Africa is rich in natural resources and has the capability to feed itself. What accounts for this failure? It’s a toxic combination of poor governance, gender inequality, corruption and climate change, according to Million Belay, Barilla Center for Food and Nutrition Foundation, Member of the Advisory Board and Coordinator of Alliance for Food Sovereignty in Africa.
What factors feed migration of Africans to Europe?
Starting with bad governance. Countries which are the main source of migrants are rich in natural resources. Due to ethnic-based politics, nepotism and corruption, governments do not function properly. This is a fundamental reason for migration.
Specific issues drive Africans from the countryside. There are armed conflicts. There is drought and famine. There’s climate change.
It is not the poor who are leaving. Potential migrants must pay a lot of money to criminal traffickers to migrate. A cash-strapped poor person cannot pay. It is those who have money that migrate, out of lack of opportunities, while African media depicts life in the West as alluring, glittering and shiny. We much address this problem of youthful aspiration.
Are there exceptions – some African countries which are doing well?
The best practice that I can mention in Africa is Uganda. It has allowed migrants to work in the country. Migrants bring much-needed skills. They help bridge the capacity gap and participate in the development of the country.
Another positive sign is in Ethiopia. The Ethiopian parliament passed a law recently to allow migrants to live and work in the country.
How is your organization AFSA working on to help solve this problem?
AFSA supports agro-ecology, the science of applying ecological concepts and principles to the design and management of sustainable agriculture. Industrial agriculture has caused so much harm in Africa. It produces poor nutrition food. It erodes the environment. And it destroys the local culture.
We have documented agroecological practices in Africa to promote and advocate for agriculture which is beneficial to people and nature. We support small-scale farmers producing local crops. Instead of using chemicals, we promote compost. In Ethiopia the Institute for Sustainable Development have successfully experimented on ecological agriculture and scaled it up to a nation-wide basis.
In Malawa, we promote a project which helps women farmers farm 600 different varieties of local plants.
In other projects, we promote the linkage of farmers with consumers, investing in distribution systems. A farmer in Togo recently told me that he produces twice as much food on his farm than farmers supported by government-led extension. The techniques are out there and what they need is policy and research support, and linkages with markets. We can feed ourselves while protecting our health and cultural values as well as the environment surrounding us.
What is the role for Europe, if any?

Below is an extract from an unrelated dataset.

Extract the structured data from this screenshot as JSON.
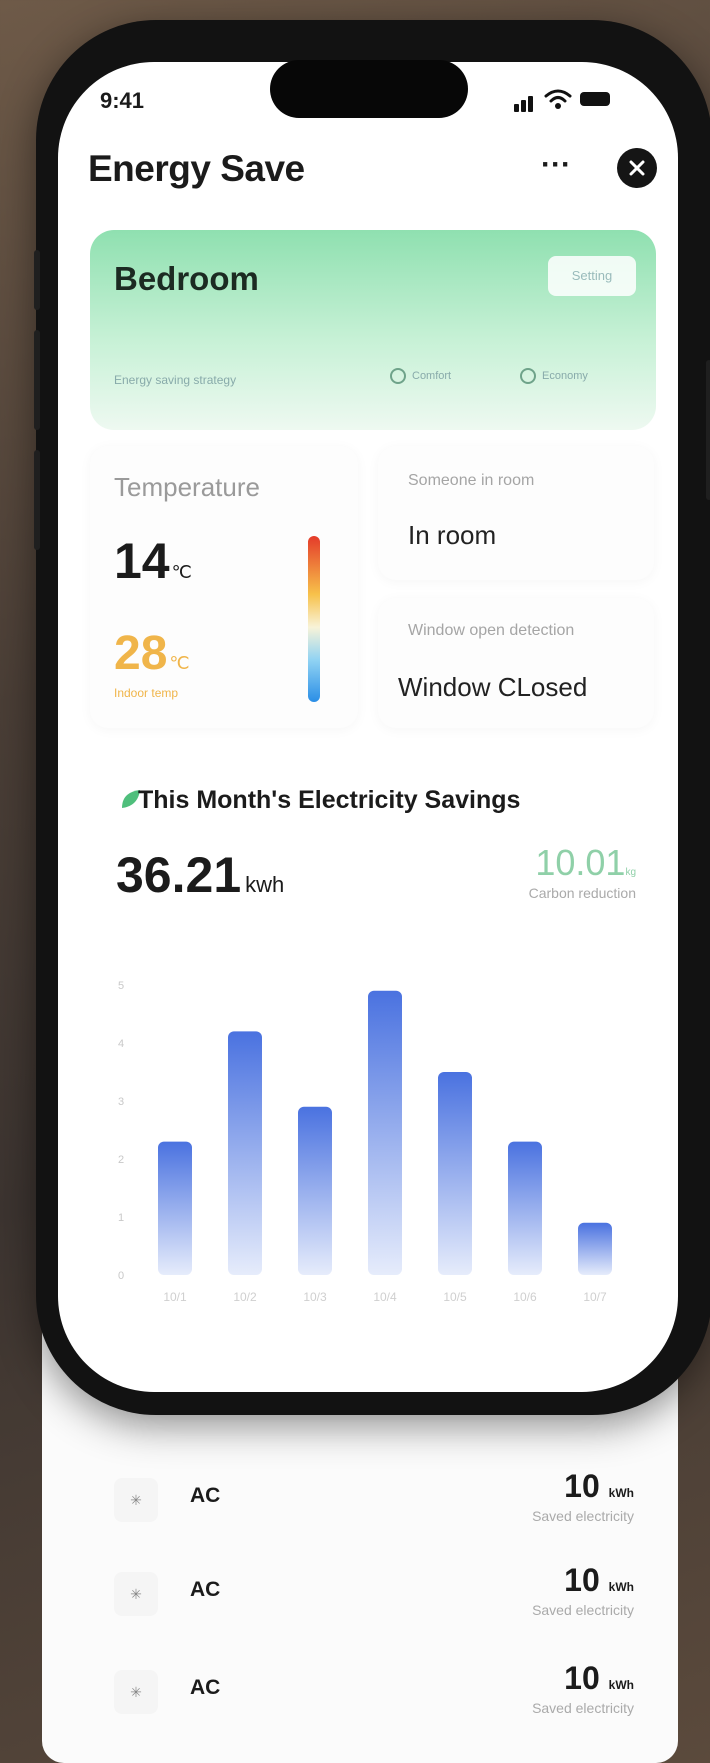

In some instances, Europe supports rogue governments, encourages corruption and contributes to climate change, Europe has contributed to the migration crisis in Africa. Some also blame the colonial history where African governments inherited Western model of governance, which did not grow from the experience of Africa. Europe has both the moral and practical responsibility to support African governments to tackle migration.
What are the major impacts of climate change on the food insecurity-migration nexus?
Climate change will create additional challenges. There will be hunger and poverty at a higher scale. Internal displacement and migration will intensify. Climate change will also create conflict between countries in Africa, driving more Africans to migrate to the North.
What are your recommendations to avoid this apocalypse?
We need to improve governance. We need to provide education on healthy and nutritious food to consumers. We need to promote agroecology if we want to increase yield without compromising nutrition, health, the well-being of the environment and cultural values.
We must identify and protect areas of crop diversity and their wild relatives. We must not endorse artificial intelligence (AI) based technologies without a thorough understanding and public debate about their future impact. We must avoid going the industrial agriculture way as we may find it difficult and costly to change course.
We must control urbanization. Urban areas are marching on in Africa, winning more rural lands and hosting a number of slums.
We need to open up doors to immigrants, both in Africa and the West.
All of us need to work together to attack to the root causes of migration.